CAIRO: Masked militants riding in three SUVs opened fire Friday on a bus packed with Coptic Christians, including children, south of the Egyptian capital, killing at least 28 people and wounding 22, the Interior Ministry said.
No group immediately claimed responsibility for the attack, the fourth to target Christians since December, but it bore the hallmarks of the Daesh group. The attack came on the eve of the start of the Muslim holy month of Ramadan.
Militants have for years been waging an insurgency mostly centered in the restive northern part of Egypt’s Sinai Peninsula, although a growing number of attacks have recently also taken place on the mainland.
The assault happened while the bus was traveling on a side road in the desert leading to the remote monastery of Saint Samuel the Confessor in Maghagha, in Minya governorate, about 220 kilometers (140 miles) south of Cairo where Christians account for more than 35 percent of the population, the highest ratio in any province.
Security officials quoted witnesses as saying they saw between eight and 10 attackers dressed in military uniforms and wearing masks. The victims were en route from the nearby province of Beni Suef to visit the monastery.
Security and medical officials, speaking on condition of anonymity because they were not authorized to talk to reporters, said the death toll stood at 28 but feared it could rise. According to Copts United news portal, only three children survived the attack. It was not immediately known how many of the victims were children.
Arab TV stations showed images of a badly damaged bus along a roadside, many of its windows shattered and with numerous bullet holes. Footage of the bus’s interior showed blood stains on the seats and shattered glass.
Ambulances are seen parked around the bus and bodies are lying on the ground, covered with black plastic sheets. Another video purported to show about 10 bodies of mature men lying on the sand on the side of the road with pools of blood around them. Children hysterically screaming could be heard in the background.
The surge in attacks targeting Christians in Egypt has added to the challenges facing President Abdel-Fattah el-Sisi’s government as it struggles to contain the insurgency while pushing ahead with an ambitious and politically sensitive reform program to revive the country’s ailing economy that already has sent the cost of food and services soaring.
There was no immediate word from the government on how it intends to stop similar attacks from taking place, but it is likely to heighten security around churches, monasteries, schools and annual pilgrimages to remote Christian sites across the country.
On Wednesday, Egypt blocked access to nearly two dozen websites it said were sympathetic to militants or spreading their ideology.
“The growing number of these terror attacks is not at all reassuring,” Father Rafic Greiche, spokesman for the Egyptian Catholic church, told a local television station.

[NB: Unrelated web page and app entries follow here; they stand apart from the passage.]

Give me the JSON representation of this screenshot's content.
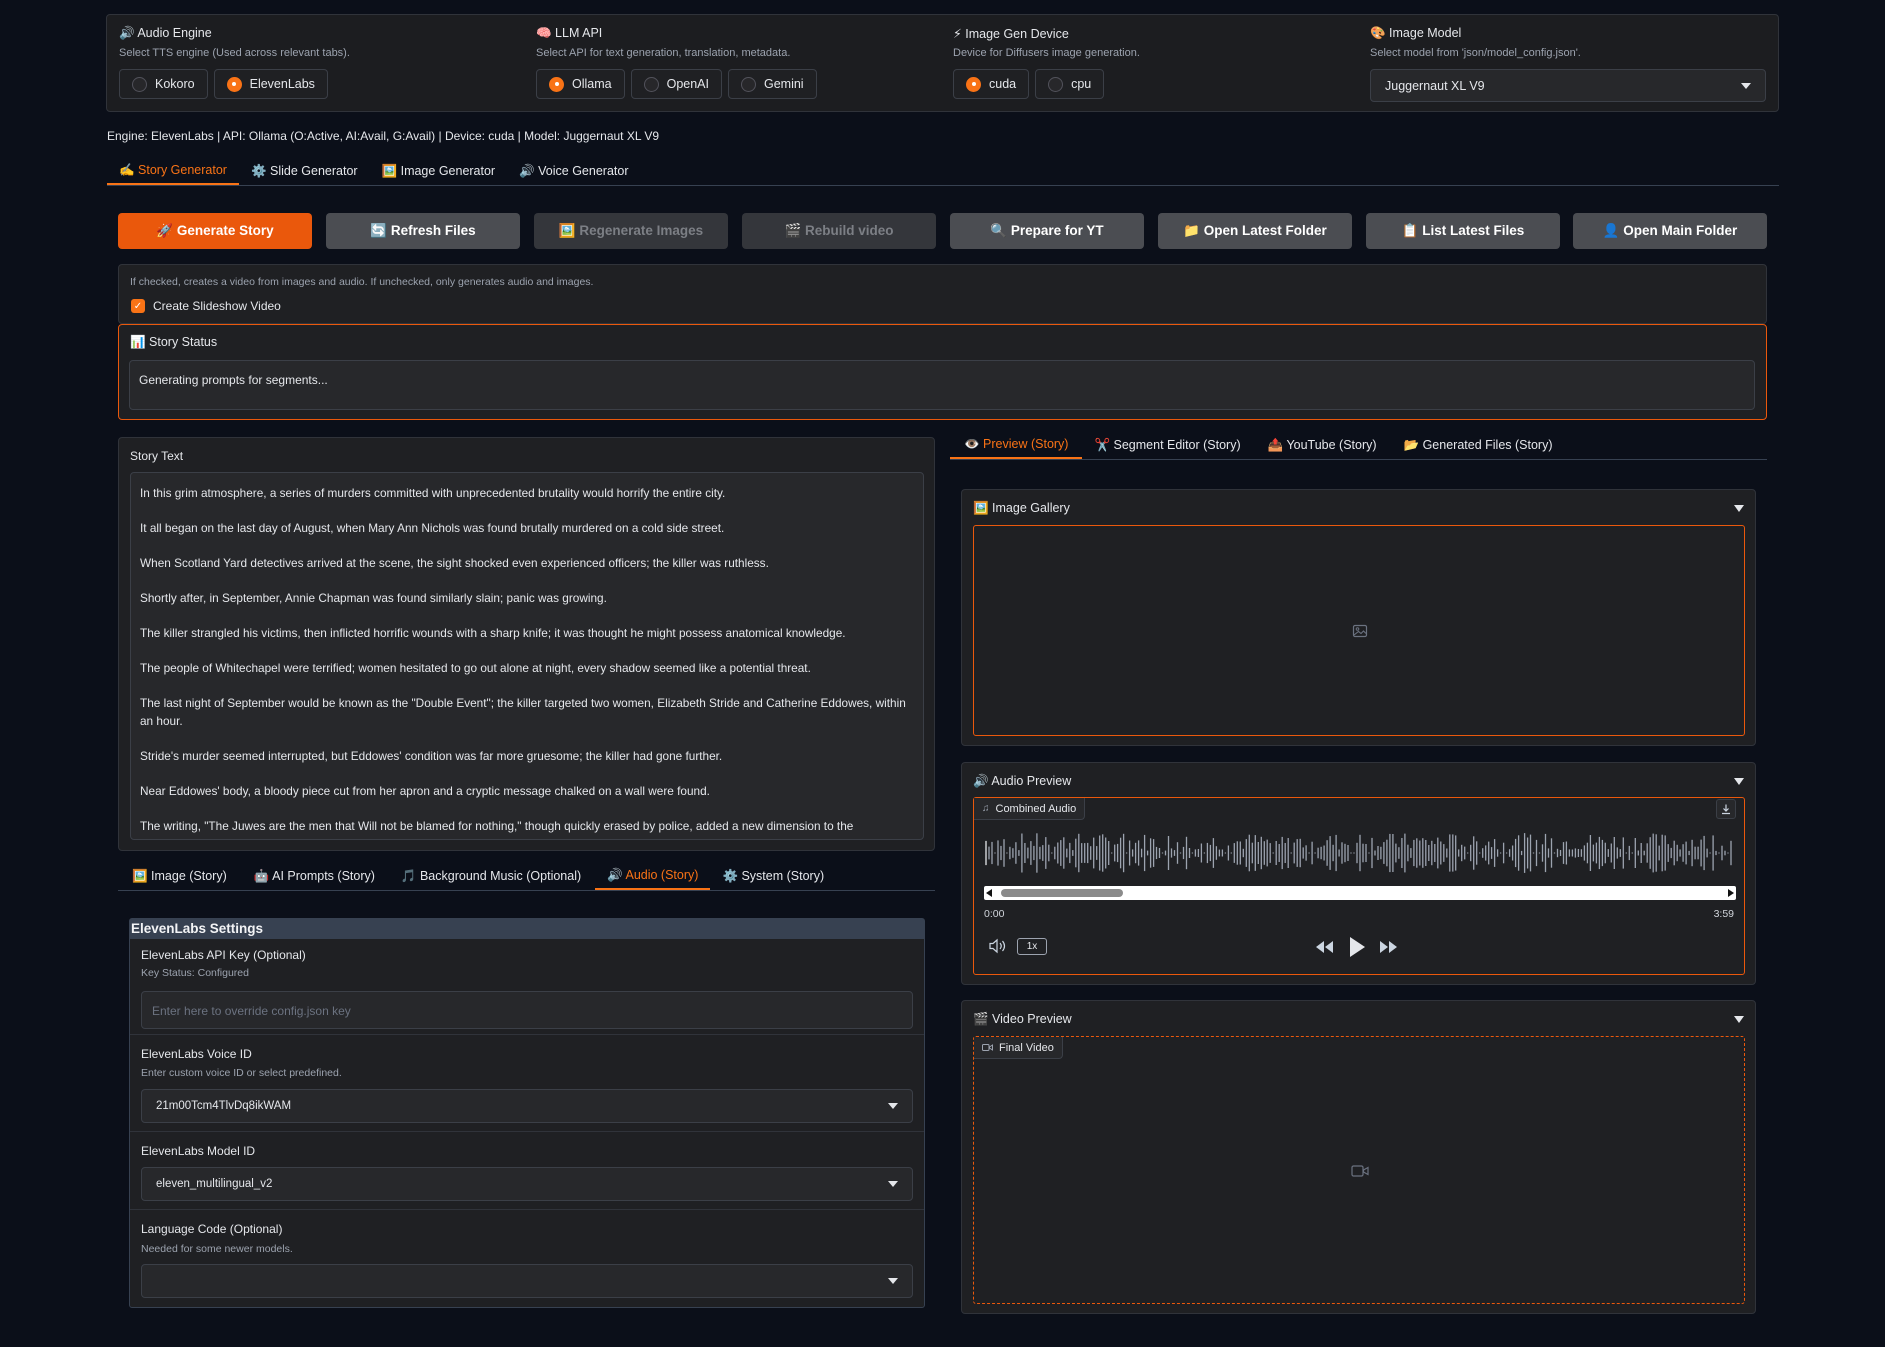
{
  "settings": {
    "audio_engine": {
      "title": "🔊 Audio Engine",
      "desc": "Select TTS engine (Used across relevant tabs).",
      "options": [
        "Kokoro",
        "ElevenLabs"
      ],
      "selected": "ElevenLabs"
    },
    "llm_api": {
      "title": "🧠 LLM API",
      "desc": "Select API for text generation, translation, metadata.",
      "options": [
        "Ollama",
        "OpenAI",
        "Gemini"
      ],
      "selected": "Ollama"
    },
    "device": {
      "title": "⚡ Image Gen Device",
      "desc": "Device for Diffusers image generation.",
      "options": [
        "cuda",
        "cpu"
      ],
      "selected": "cuda"
    },
    "image_model": {
      "title": "🎨 Image Model",
      "desc": "Select model from 'json/model_config.json'.",
      "value": "Juggernaut XL V9"
    }
  },
  "status_line": "Engine: ElevenLabs | API: Ollama (O:Active, AI:Avail, G:Avail) | Device: cuda | Model: Juggernaut XL V9",
  "main_tabs": [
    {
      "label": "✍️ Story Generator",
      "active": true
    },
    {
      "label": "⚙️ Slide Generator",
      "active": false
    },
    {
      "label": "🖼️ Image Generator",
      "active": false
    },
    {
      "label": "🔊 Voice Generator",
      "active": false
    }
  ],
  "buttons": {
    "generate": "🚀 Generate Story",
    "refresh": "🔄 Refresh Files",
    "regenerate": "🖼️ Regenerate Images",
    "rebuild": "🎬 Rebuild video",
    "prepare": "🔍 Prepare for YT",
    "open_latest": "📁 Open Latest Folder",
    "list_latest": "📋 List Latest Files",
    "open_main": "👤 Open Main Folder"
  },
  "slideshow": {
    "info": "If checked, creates a video from images and audio. If unchecked, only generates audio and images.",
    "label": "Create Slideshow Video",
    "checked": true
  },
  "story_status": {
    "title": "📊 Story Status",
    "text": "Generating prompts for segments..."
  },
  "story_text": {
    "title": "Story Text",
    "paragraphs": [
      "In this grim atmosphere, a series of murders committed with unprecedented brutality would horrify the entire city.",
      "It all began on the last day of August, when Mary Ann Nichols was found brutally murdered on a cold side street.",
      "When Scotland Yard detectives arrived at the scene, the sight shocked even experienced officers; the killer was ruthless.",
      "Shortly after, in September, Annie Chapman was found similarly slain; panic was growing.",
      "The killer strangled his victims, then inflicted horrific wounds with a sharp knife; it was thought he might possess anatomical knowledge.",
      "The people of Whitechapel were terrified; women hesitated to go out alone at night, every shadow seemed like a potential threat.",
      "The last night of September would be known as the \"Double Event\"; the killer targeted two women, Elizabeth Stride and Catherine Eddowes, within an hour.",
      "Stride's murder seemed interrupted, but Eddowes' condition was far more gruesome; the killer had gone further.",
      "Near Eddowes' body, a bloody piece cut from her apron and a cryptic message chalked on a wall were found.",
      "The writing, \"The Juwes are the men that Will not be blamed for nothing,\" though quickly erased by police, added a new dimension to the"
    ]
  },
  "sub_tabs": [
    {
      "label": "🖼️ Image (Story)",
      "active": false
    },
    {
      "label": "🤖 AI Prompts (Story)",
      "active": false
    },
    {
      "label": "🎵 Background Music (Optional)",
      "active": false
    },
    {
      "label": "🔊 Audio (Story)",
      "active": true
    },
    {
      "label": "⚙️ System (Story)",
      "active": false
    }
  ],
  "eleven": {
    "header": "ElevenLabs Settings",
    "api_key_label": "ElevenLabs API Key (Optional)",
    "api_key_status": "Key Status: Configured",
    "api_key_placeholder": "Enter here to override config.json key",
    "voice_label": "ElevenLabs Voice ID",
    "voice_desc": "Enter custom voice ID or select predefined.",
    "voice_value": "21m00Tcm4TlvDq8ikWAM",
    "model_label": "ElevenLabs Model ID",
    "model_value": "eleven_multilingual_v2",
    "lang_label": "Language Code (Optional)",
    "lang_desc": "Needed for some newer models.",
    "lang_value": ""
  },
  "right_tabs": [
    {
      "label": "👁️ Preview (Story)",
      "active": true
    },
    {
      "label": "✂️ Segment Editor (Story)",
      "active": false
    },
    {
      "label": "📤 YouTube (Story)",
      "active": false
    },
    {
      "label": "📂 Generated Files (Story)",
      "active": false
    }
  ],
  "image_gallery": {
    "title": "🖼️ Image Gallery"
  },
  "audio_preview": {
    "title": "🔊 Audio Preview",
    "badge": "Combined Audio",
    "time_start": "0:00",
    "time_end": "3:59",
    "speed": "1x",
    "scroll_fraction": 0.17
  },
  "video_preview": {
    "title": "🎬 Video Preview",
    "badge": "Final Video"
  },
  "colors": {
    "accent": "#f97316",
    "background": "#0b0f19",
    "panel": "#1f2023"
  }
}
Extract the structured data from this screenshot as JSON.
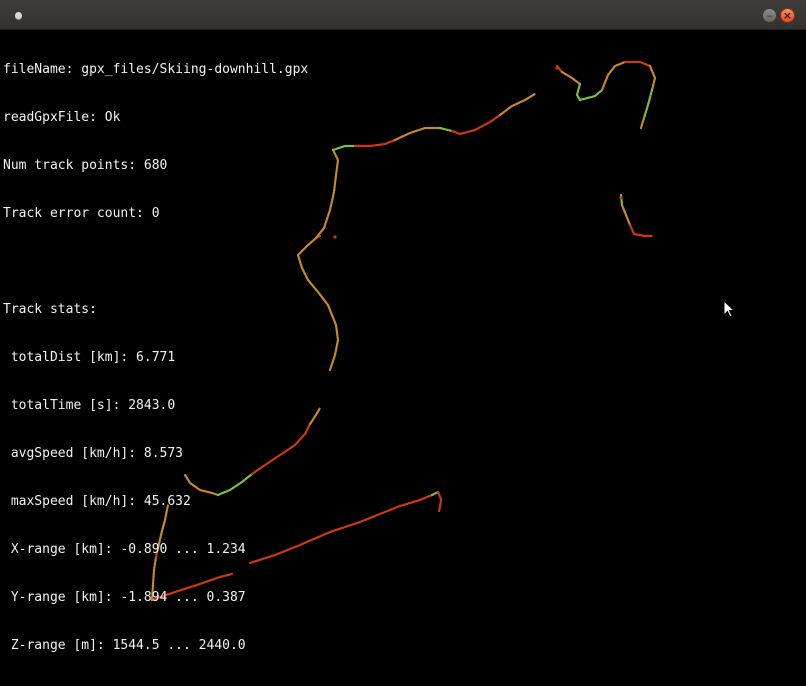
{
  "window": {
    "menu_icon": "circle-menu-icon",
    "minimize_icon": "minimize-icon",
    "close_icon": "close-icon",
    "minimize_glyph": "–",
    "close_glyph": "×",
    "titlebar_color": "#3a3935",
    "close_color": "#e9572a"
  },
  "info": {
    "file_name_line": "fileName: gpx_files/Skiing-downhill.gpx",
    "read_line": "readGpxFile: Ok",
    "points_line": "Num track points: 680",
    "errors_line": "Track error count: 0",
    "stats_header": "Track stats:",
    "total_dist": " totalDist [km]: 6.771",
    "total_time": " totalTime [s]: 2843.0",
    "avg_speed": " avgSpeed [km/h]: 8.573",
    "max_speed": " maxSpeed [km/h]: 45.632",
    "x_range": " X-range [km]: -0.890 ... 1.234",
    "y_range": " Y-range [km]: -1.894 ... 0.387",
    "z_range": " Z-range [m]: 1544.5 ... 2440.0"
  },
  "track": {
    "colors": {
      "slow": "#d2380e",
      "mid": "#c9892a",
      "fast": "#7fbf3f"
    }
  },
  "cursor_icon": "mouse-pointer-icon"
}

El-Sisi called for a meeting with top aides to discuss Friday’s attack. Last month, he declared a three-month state of emergency following twin suicide bombings that struck two churches north of Cairo on Palm Sunday. In December, a suicide bomber targeted a Cairo church. The attacks left at least 75 dead and scores wounded and were claimed by Daesh, which later vowed more attacks against Christians.
Late last month, Pope Francis visited Egypt, in part to show his support for Christians in this Muslim majority Arab nation following the December and April attacks.
During the trip, Francis paid tribute to the victims of the December bombing in Cairo’s St. Peter’s church, located in close proximity to Cairo’s St. Mark’s cathedral, the seat of the Coptic Orthodox Church. He visited the church, where he joined in prayers the spiritual leader of Egypt’s Orthodox Christians, Pope Tawadros II, and leaders of other Christian churches in Egypt.
Following the pope’s visit, Daesh vowed to escalate attacks against Christians, urging Muslims to steer clear of Christian gatherings and Western embassies, saying they are targets for the group’s followers.
Egypt’s Copts, the Middle East’s largest Christian community, have long complained of discrimination, as well as outright attacks, at the hands of the country’s majority Muslim population. They account for about 10 percent of Egypt’s 93 million people. More recently, some Christians have complained that the government was not doing enough to protect them.
They rallied behind el-Sisi, a general-turned-president, when he in 2013 ousted his Islamist predecessor Muhammad Mursi, who hails from the Muslim Brotherhood group. Attacks on Christian homes, businesses and churches subsequently surged, especially in the country’s south, the heartland of Egypt’s Christians.